*What the task requires:* Repeat each entry exactly and drop the pictures.

Web page and app entries
----

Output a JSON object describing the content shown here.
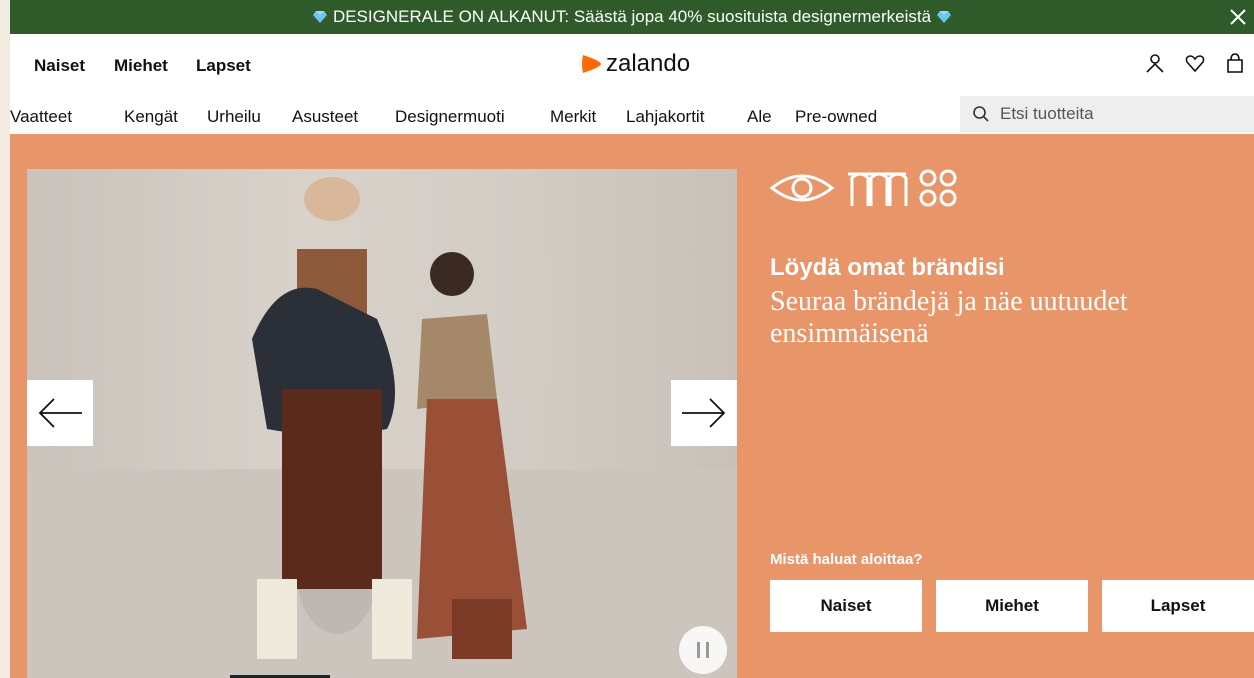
{
  "promo": {
    "text": "DESIGNERALE ON ALKANUT: Säästä jopa 40% suosituista designermerkeistä"
  },
  "header": {
    "gender_links": [
      "Naiset",
      "Miehet",
      "Lapset"
    ],
    "logo_text": "zalando",
    "icons": [
      "user-icon",
      "heart-icon",
      "bag-icon"
    ],
    "brand_color": "#ff6900"
  },
  "nav": {
    "categories": [
      "Vaatteet",
      "Kengät",
      "Urheilu",
      "Asusteet",
      "Designermuoti",
      "Merkit",
      "Lahjakortit",
      "Ale",
      "Pre-owned"
    ],
    "search_placeholder": "Etsi tuotteita"
  },
  "hero": {
    "title": "Löydä omat brändisi",
    "subtitle": "Seuraa brändejä ja näe uutuudet ensimmäisenä",
    "question": "Mistä haluat aloittaa?",
    "buttons": [
      "Naiset",
      "Miehet",
      "Lapset"
    ],
    "background_color": "#e8956a",
    "carousel_icons": [
      "arrow-left-icon",
      "arrow-right-icon",
      "pause-icon"
    ]
  }
}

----

*Exercise response:*
Output a JSON object describing the content shown here.
{
  "promo": {
    "text": "DESIGNERALE ON ALKANUT: Säästä jopa 40% suosituista designermerkeistä"
  },
  "header": {
    "gender_links": [
      "Naiset",
      "Miehet",
      "Lapset"
    ],
    "logo_text": "zalando",
    "icons": [
      "user-icon",
      "heart-icon",
      "bag-icon"
    ],
    "brand_color": "#ff6900"
  },
  "nav": {
    "categories": [
      "Vaatteet",
      "Kengät",
      "Urheilu",
      "Asusteet",
      "Designermuoti",
      "Merkit",
      "Lahjakortit",
      "Ale",
      "Pre-owned"
    ],
    "search_placeholder": "Etsi tuotteita"
  },
  "hero": {
    "title": "Löydä omat brändisi",
    "subtitle": "Seuraa brändejä ja näe uutuudet ensimmäisenä",
    "question": "Mistä haluat aloittaa?",
    "buttons": [
      "Naiset",
      "Miehet",
      "Lapset"
    ],
    "background_color": "#e8956a",
    "carousel_icons": [
      "arrow-left-icon",
      "arrow-right-icon",
      "pause-icon"
    ]
  }
}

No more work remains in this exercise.